As companies pour cash into developing and advertising their mobile payment products, the future of mobile payments is still up for grabs. Currently, there are three mobile wallets emerging as industry leaders: Samsung Pay, Apple Pay, and Android Pay. Although watching three technology giants battling it out for mobile payment supremacy may be intriguing, it’s important to keep everything in perspective and understand how far along we are in the mobile wallet lifecycle.
Here are four charts that tell the story of where mobile payments are today.
Mobile operating systems go hand-in-hand with market share, as Apple’s and Android’s mobile wallets can only grow to the limit of their respective users.
Android is far ahead of iOS in terms of market share, but it also has Samsung Pay competing on the same operating system. There are reports that Samsung is releasing an iOS app soon, and expect Apple to surely welcome them with open arms and make no attempts to restrict their app.
Now that OS market share has been broken down, we need to evaluate mobile payments transaction volumes from a few years ago and see if anything has changed since then.
According to this chart, mobile payments comprised only three percent of the worldwide credit and debit card transaction volume in 2013, totaling $207 billion. $200 billion is nothing to roll your eyes at, but it’s nowhere near ecommerce ($691 billion) or retail transaction volume ($5.9 trillion) of the same year.
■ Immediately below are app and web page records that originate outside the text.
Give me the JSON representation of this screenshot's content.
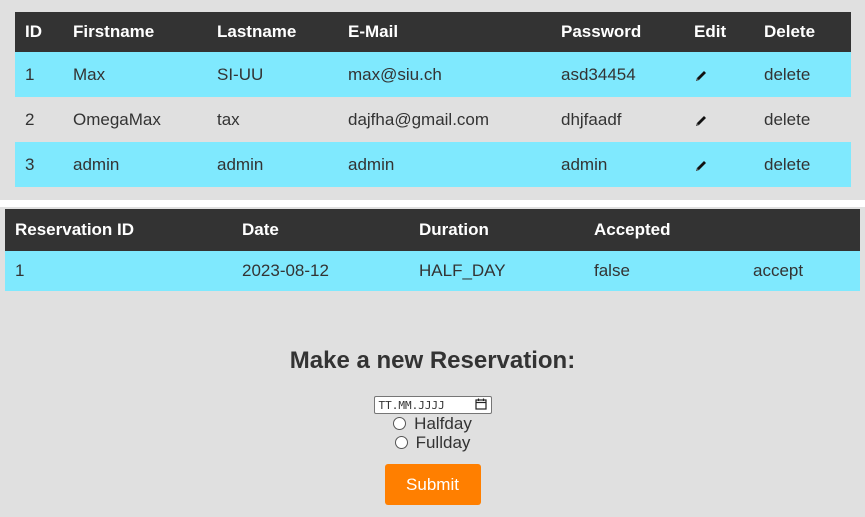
{
  "users_table": {
    "headers": [
      "ID",
      "Firstname",
      "Lastname",
      "E-Mail",
      "Password",
      "Edit",
      "Delete"
    ],
    "rows": [
      {
        "id": "1",
        "firstname": "Max",
        "lastname": "SI-UU",
        "email": "max@siu.ch",
        "password": "asd34454",
        "delete": "delete"
      },
      {
        "id": "2",
        "firstname": "OmegaMax",
        "lastname": "tax",
        "email": "dajfha@gmail.com",
        "password": "dhjfaadf",
        "delete": "delete"
      },
      {
        "id": "3",
        "firstname": "admin",
        "lastname": "admin",
        "email": "admin",
        "password": "admin",
        "delete": "delete"
      }
    ]
  },
  "reservations_table": {
    "headers": [
      "Reservation ID",
      "Date",
      "Duration",
      "Accepted",
      ""
    ],
    "rows": [
      {
        "id": "1",
        "date": "2023-08-12",
        "duration": "HALF_DAY",
        "accepted": "false",
        "action": "accept"
      }
    ]
  },
  "form": {
    "title": "Make a new Reservation:",
    "date_placeholder": "TT.MM.JJJJ",
    "options": [
      "Halfday",
      "Fullday"
    ],
    "submit_label": "Submit"
  },
  "colors": {
    "header_bg": "#333333",
    "row_highlight": "#7fe9fe",
    "panel_bg": "#e0e0e0",
    "submit_bg": "#ff7f00"
  },
  "icons": {
    "edit": "pencil-icon",
    "calendar": "calendar-icon"
  }
}
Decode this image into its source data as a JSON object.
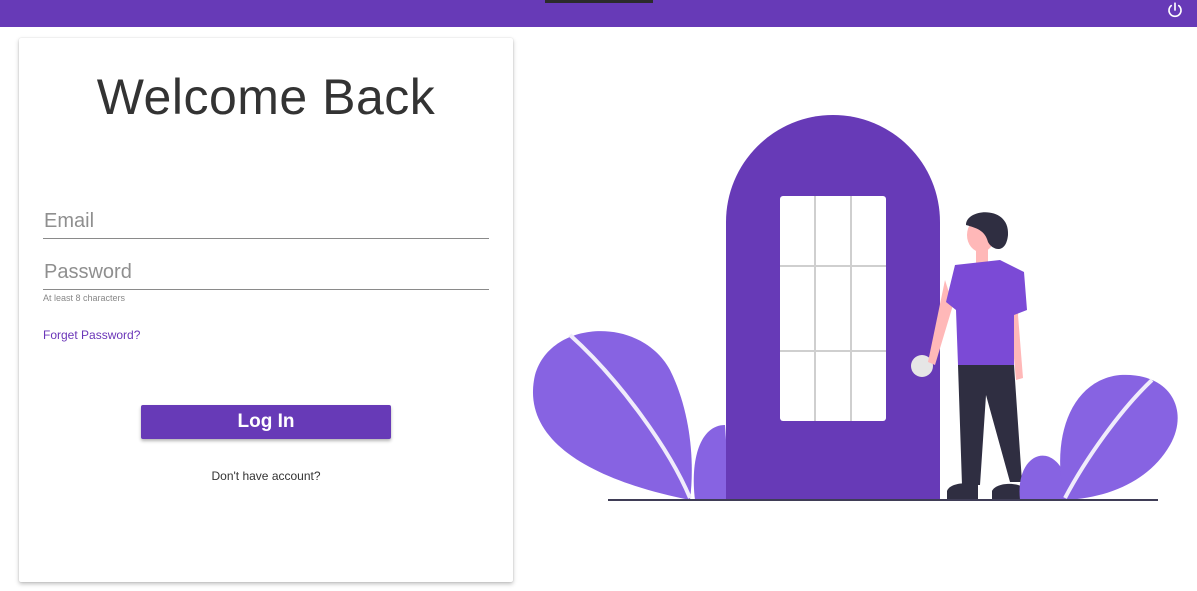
{
  "topbar": {
    "icons": {
      "power": "power-icon"
    }
  },
  "login": {
    "title": "Welcome Back",
    "email_placeholder": "Email",
    "password_placeholder": "Password",
    "password_hint": "At least 8 characters",
    "forgot_label": "Forget Password?",
    "submit_label": "Log In",
    "signup_prompt": "Don't have account?"
  },
  "theme": {
    "primary": "#673ab7",
    "accent_light": "#8763e2",
    "dark": "#2f2e41",
    "skin": "#ffb8b8"
  }
}
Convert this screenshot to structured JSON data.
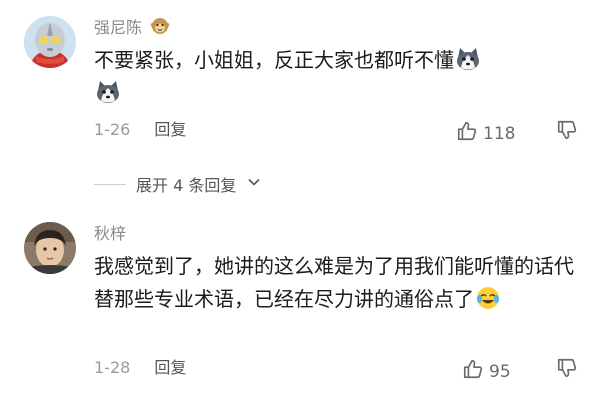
{
  "comments": [
    {
      "username": "强尼陈",
      "text": "不要紧张，小姐姐，反正大家也都听不懂",
      "date": "1-26",
      "reply_label": "回复",
      "likes": "118",
      "avatar_icon": "ultraman-avatar",
      "badge_icon": "monkey-badge-icon",
      "emoji_icon": "husky-emoji-icon"
    },
    {
      "username": "秋梓",
      "text": "我感觉到了，她讲的这么难是为了用我们能听懂的话代替那些专业术语，已经在尽力讲的通俗点了",
      "date": "1-28",
      "reply_label": "回复",
      "likes": "95",
      "avatar_icon": "user-photo-avatar",
      "emoji_icon": "laughing-tears-emoji-icon"
    }
  ],
  "expand_replies": {
    "label": "展开 4 条回复"
  },
  "colors": {
    "text": "#1b1b1b",
    "meta": "#9a9a9a",
    "username": "#8a8a8a"
  }
}
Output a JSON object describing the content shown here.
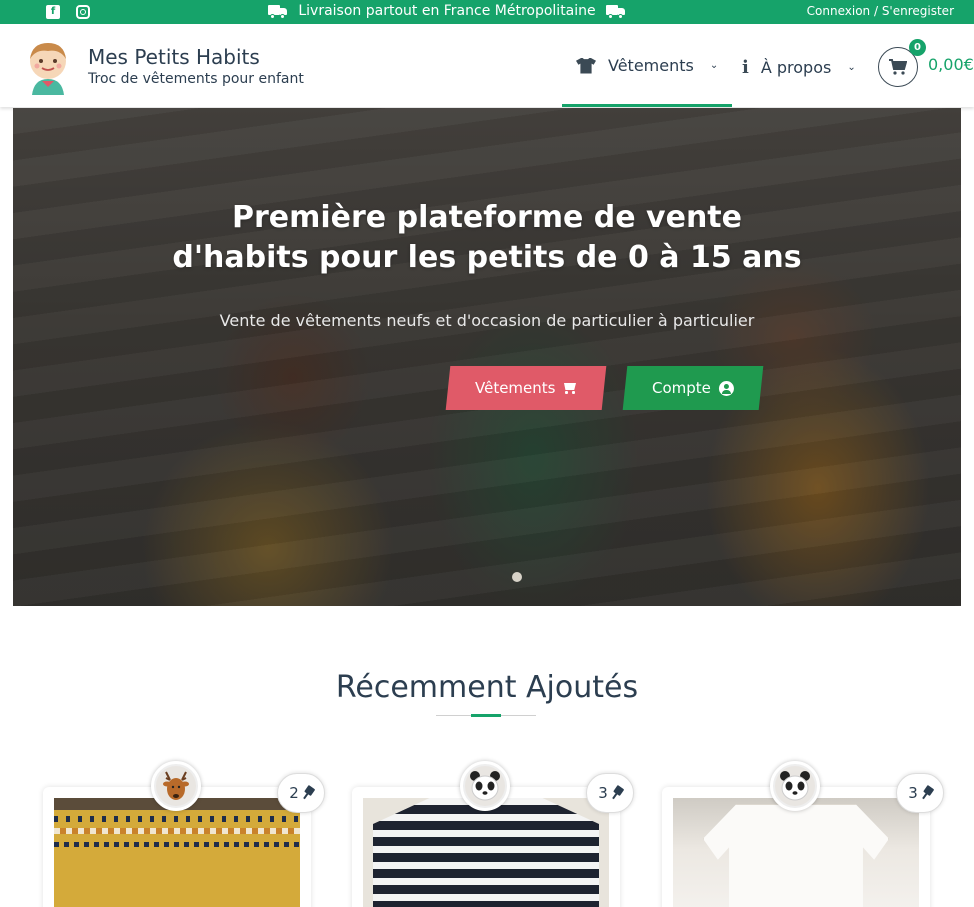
{
  "topbar": {
    "social": [
      "facebook-icon",
      "instagram-icon"
    ],
    "shipping_text": "Livraison partout en France Métropolitaine",
    "auth_text": "Connexion / S'enregister"
  },
  "brand": {
    "title": "Mes Petits Habits",
    "subtitle": "Troc de vêtements pour enfant"
  },
  "nav": {
    "items": [
      {
        "label": "Vêtements",
        "icon": "tshirt-icon",
        "active": true
      },
      {
        "label": "À propos",
        "icon": "info-icon",
        "active": false
      }
    ],
    "cart_count": "0",
    "cart_total": "0,00€"
  },
  "hero": {
    "title_line1": "Première plateforme de vente",
    "title_line2": "d'habits pour les petits de 0 à 15 ans",
    "subtitle": "Vente de vêtements neufs et d'occasion de particulier à particulier",
    "btn_primary": "Vêtements",
    "btn_secondary": "Compte"
  },
  "recent": {
    "title": "Récemment Ajoutés",
    "cards": [
      {
        "avatar": "deer-icon",
        "pins": "2"
      },
      {
        "avatar": "panda-icon",
        "pins": "3"
      },
      {
        "avatar": "panda-icon",
        "pins": "3"
      }
    ]
  },
  "colors": {
    "accent": "#16a36a",
    "btn_primary": "#e05a68",
    "btn_secondary": "#1f9a4f",
    "text_dark": "#2c3e50"
  }
}
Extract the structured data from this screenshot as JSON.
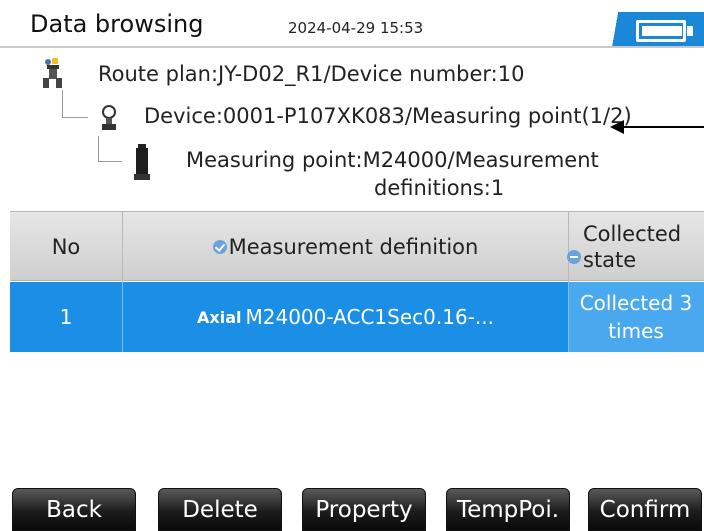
{
  "header": {
    "title": "Data browsing",
    "datetime": "2024-04-29 15:53",
    "battery_icon": "battery-icon"
  },
  "tree": {
    "route": {
      "icon": "route-plan-icon",
      "label": "Route plan:JY-D02_R1/Device number:10"
    },
    "device": {
      "icon": "device-icon",
      "label": "Device:0001-P107XK083/Measuring point(1/2)"
    },
    "point": {
      "icon": "measuring-point-icon",
      "label_line1": "Measuring point:M24000/Measurement",
      "label_line2": "definitions:1"
    }
  },
  "table": {
    "columns": {
      "no": "No",
      "definition": "Measurement definition",
      "state_line1": "Collected",
      "state_line2": "state"
    },
    "rows": [
      {
        "no": "1",
        "prefix": "Axial",
        "definition": "M24000-ACC1Sec0.16-...",
        "state_line1": "Collected 3",
        "state_line2": "times",
        "selected": true
      }
    ]
  },
  "buttons": {
    "back": "Back",
    "delete": "Delete",
    "property": "Property",
    "temppoi": "TempPoi.",
    "confirm": "Confirm"
  },
  "colors": {
    "selection": "#1b8fe6",
    "accent": "#1a88d6"
  }
}
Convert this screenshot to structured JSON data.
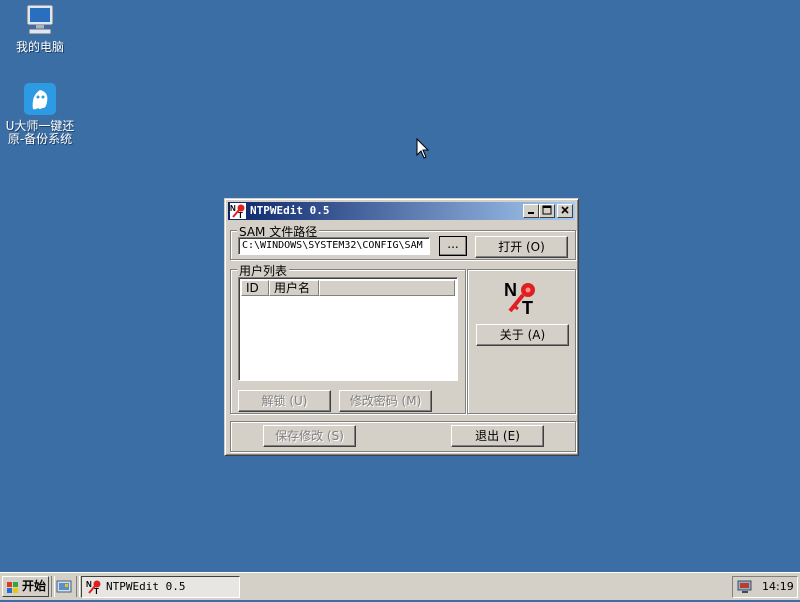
{
  "desktop": {
    "icons": [
      {
        "label": "我的电脑",
        "icon": "my-computer-icon"
      },
      {
        "label": "U大师一键还\n原-备份系统",
        "icon": "ghost-icon"
      }
    ]
  },
  "window": {
    "title": "NTPWEdit 0.5",
    "sam_group_label": "SAM 文件路径",
    "sam_path": "C:\\WINDOWS\\SYSTEM32\\CONFIG\\SAM",
    "browse_label": "...",
    "open_label": "打开 (O)",
    "users_group_label": "用户列表",
    "columns": [
      "ID",
      "用户名"
    ],
    "about_label": "关于 (A)",
    "unlock_label": "解锁 (U)",
    "change_password_label": "修改密码 (M)",
    "save_label": "保存修改 (S)",
    "exit_label": "退出 (E)"
  },
  "taskbar": {
    "start_label": "开始",
    "task_label": "NTPWEdit 0.5",
    "clock": "14:19"
  }
}
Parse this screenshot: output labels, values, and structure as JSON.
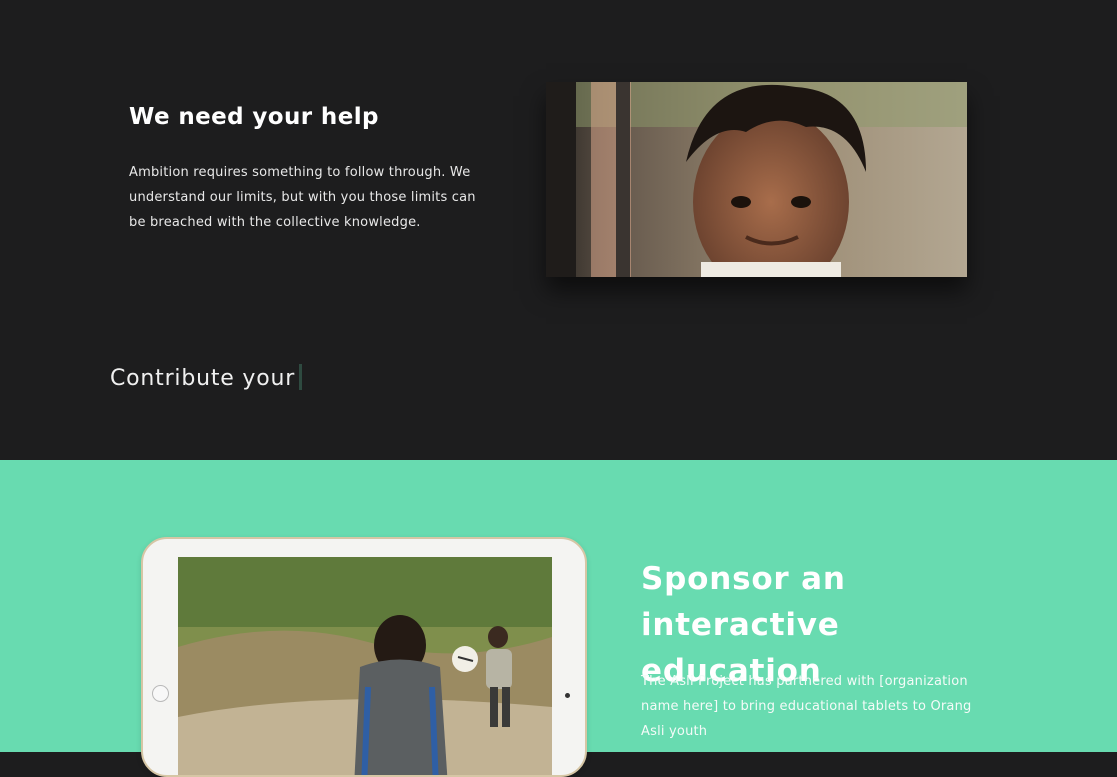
{
  "help": {
    "title": "We need your help",
    "body": "Ambition requires something to follow through. We understand our limits, but with you those limits can be breached with the collective knowledge."
  },
  "contribute": {
    "text": "Contribute your"
  },
  "sponsor": {
    "title": "Sponsor an interactive education",
    "body": "The Asli Project has partnered with [organization name here] to bring educational tablets to Orang Asli youth"
  },
  "colors": {
    "dark_bg": "#1d1d1e",
    "accent_green": "#68dbb0"
  }
}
The obvious knock on this data is that it’s from 2013, and mobile payments have only grown in the past few years. However, when looking at consumer behavior, the opposite may be true.
Black Friday is the biggest shopping day of the year, and unfortunately for Apple, Samsung, and Google, users chose to go with plastic and paper over mobile wallets. Only a small fraction of iPhone and Android users used their respective mobile payment wallets when shopping on Black Friday in 2015. Most interesting may be that both companies saw market shares that were lower than the three percent threshold shown in the 2013 study.
The issues regarding the growth of Apple, Samsung and Android Pay become more apparent when looking at how many users have ever used the mobile wallets featured on their phones.
According to 2015 data from Trustev, only 20.7 percent of iPhone users and only 14 percent of Android/Samsung users have ever used Apple, Android, or Samsung Pay. Of the users who have used these mobile wallets, a vast majority only use them once a week.
All the data tells us something we already know: Although mobile payments are growing, customers still prefer to use their credit cards over mobile wallets. Until the day that consumers behavior changes, mobile wallets will still be the little brother to cash and plastic.